Your objective:
Repeat the data exactly as given below, dropping every picture.

Information:
>>>>>

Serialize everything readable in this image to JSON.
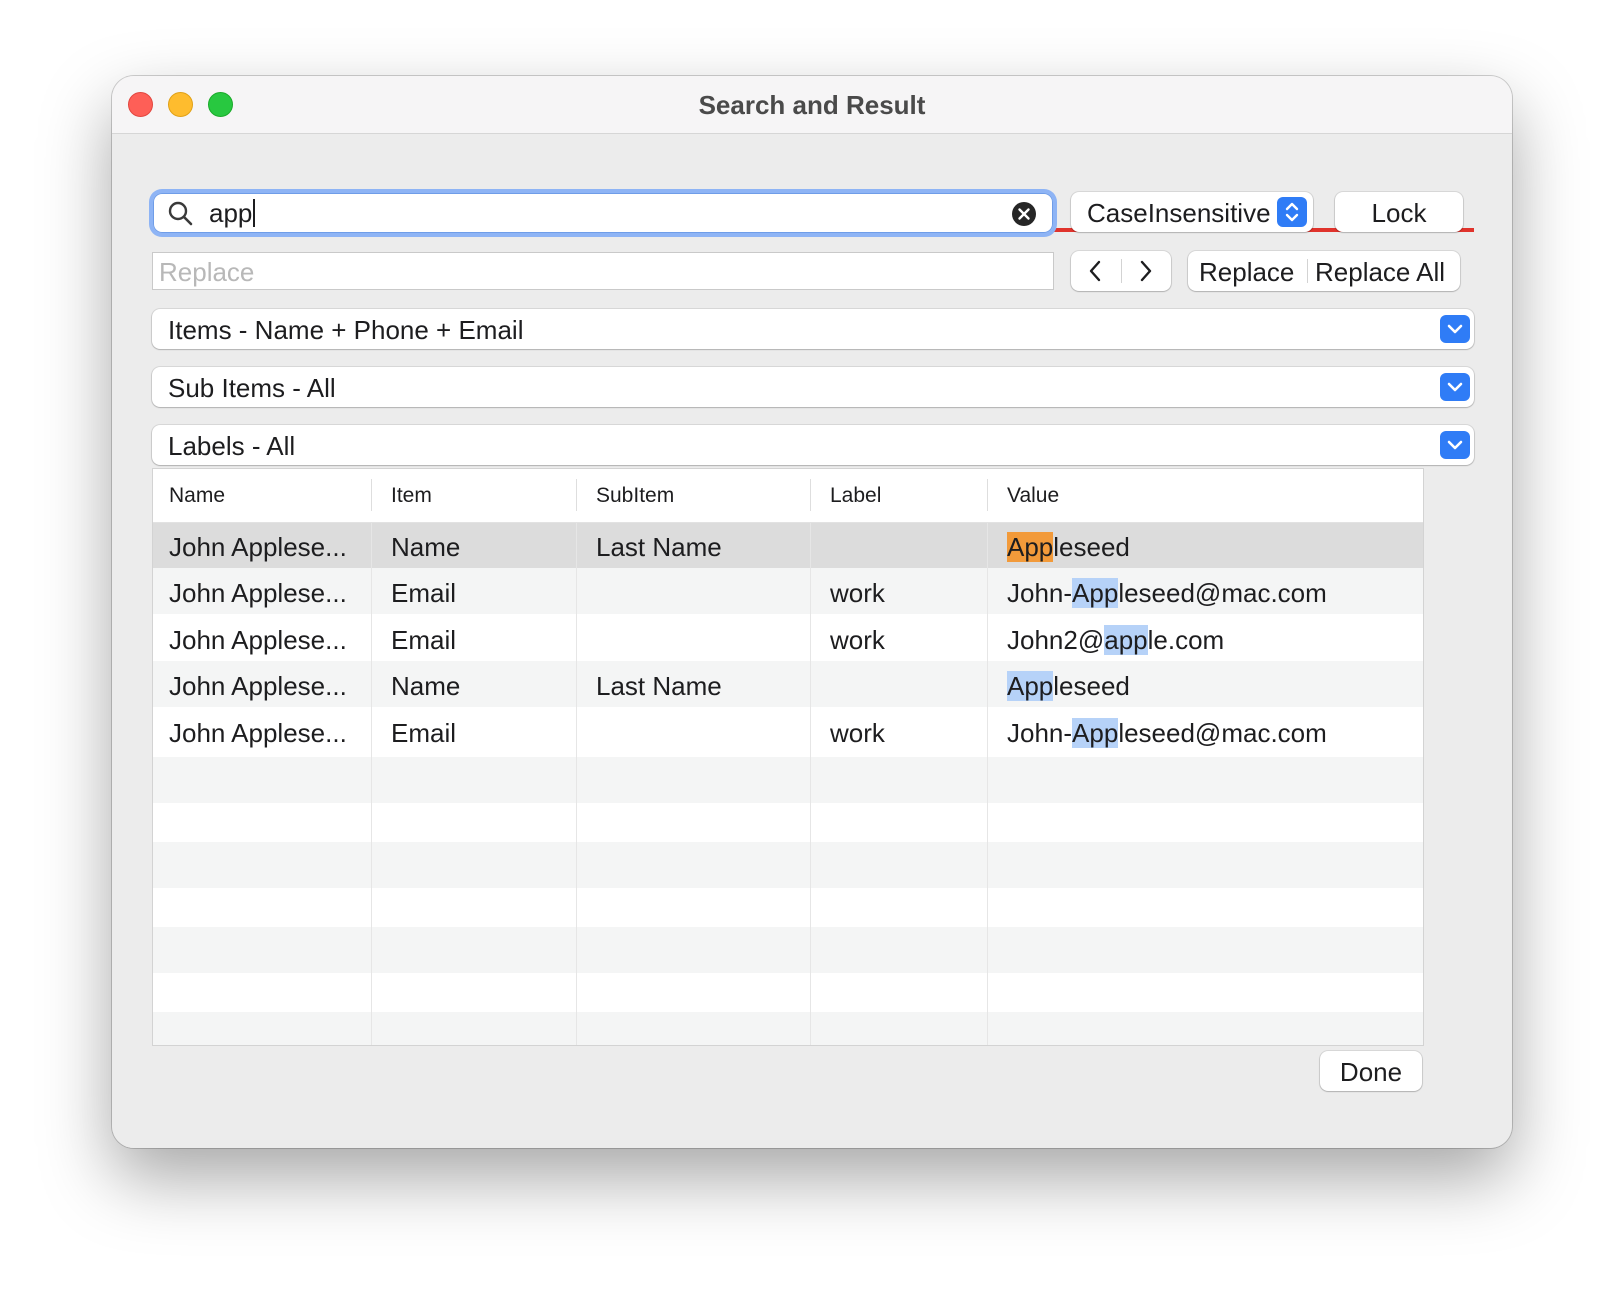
{
  "window": {
    "title": "Search and Result"
  },
  "search": {
    "value": "app"
  },
  "case_mode": {
    "selected": "CaseInsensitive"
  },
  "lock_label": "Lock",
  "replace": {
    "placeholder": "Replace",
    "value": ""
  },
  "replace_button": "Replace",
  "replace_all_button": "Replace All",
  "filters": {
    "items": "Items - Name + Phone + Email",
    "sub_items": "Sub Items - All",
    "labels": "Labels - All"
  },
  "table": {
    "columns": [
      "Name",
      "Item",
      "SubItem",
      "Label",
      "Value"
    ],
    "rows": [
      {
        "name": "John Applese...",
        "item": "Name",
        "subitem": "Last Name",
        "label": "",
        "value_pre": "",
        "value_match": "App",
        "value_post": "leseed"
      },
      {
        "name": "John Applese...",
        "item": "Email",
        "subitem": "",
        "label": "work",
        "value_pre": "John-",
        "value_match": "App",
        "value_post": "leseed@mac.com"
      },
      {
        "name": "John Applese...",
        "item": "Email",
        "subitem": "",
        "label": "work",
        "value_pre": "John2@",
        "value_match": "app",
        "value_post": "le.com"
      },
      {
        "name": "John Applese...",
        "item": "Name",
        "subitem": "Last Name",
        "label": "",
        "value_pre": "",
        "value_match": "App",
        "value_post": "leseed"
      },
      {
        "name": "John Applese...",
        "item": "Email",
        "subitem": "",
        "label": "work",
        "value_pre": "John-",
        "value_match": "App",
        "value_post": "leseed@mac.com"
      }
    ]
  },
  "done_label": "Done",
  "colors": {
    "accent": "#2f7cf6",
    "focus_ring": "#8eb4f5",
    "divider_red": "#e0332c",
    "current_match": "#f29a3a",
    "other_match": "#b6d2f8",
    "selected_row": "#dcdcdc"
  }
}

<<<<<

Response for this exercise:
Serialize everything readable in this image to JSON.
{
  "window": {
    "title": "Search and Result"
  },
  "search": {
    "value": "app"
  },
  "case_mode": {
    "selected": "CaseInsensitive"
  },
  "lock_label": "Lock",
  "replace": {
    "placeholder": "Replace",
    "value": ""
  },
  "replace_button": "Replace",
  "replace_all_button": "Replace All",
  "filters": {
    "items": "Items - Name + Phone + Email",
    "sub_items": "Sub Items - All",
    "labels": "Labels - All"
  },
  "table": {
    "columns": [
      "Name",
      "Item",
      "SubItem",
      "Label",
      "Value"
    ],
    "rows": [
      {
        "name": "John Applese...",
        "item": "Name",
        "subitem": "Last Name",
        "label": "",
        "value_pre": "",
        "value_match": "App",
        "value_post": "leseed"
      },
      {
        "name": "John Applese...",
        "item": "Email",
        "subitem": "",
        "label": "work",
        "value_pre": "John-",
        "value_match": "App",
        "value_post": "leseed@mac.com"
      },
      {
        "name": "John Applese...",
        "item": "Email",
        "subitem": "",
        "label": "work",
        "value_pre": "John2@",
        "value_match": "app",
        "value_post": "le.com"
      },
      {
        "name": "John Applese...",
        "item": "Name",
        "subitem": "Last Name",
        "label": "",
        "value_pre": "",
        "value_match": "App",
        "value_post": "leseed"
      },
      {
        "name": "John Applese...",
        "item": "Email",
        "subitem": "",
        "label": "work",
        "value_pre": "John-",
        "value_match": "App",
        "value_post": "leseed@mac.com"
      }
    ]
  },
  "done_label": "Done",
  "colors": {
    "accent": "#2f7cf6",
    "focus_ring": "#8eb4f5",
    "divider_red": "#e0332c",
    "current_match": "#f29a3a",
    "other_match": "#b6d2f8",
    "selected_row": "#dcdcdc"
  }
}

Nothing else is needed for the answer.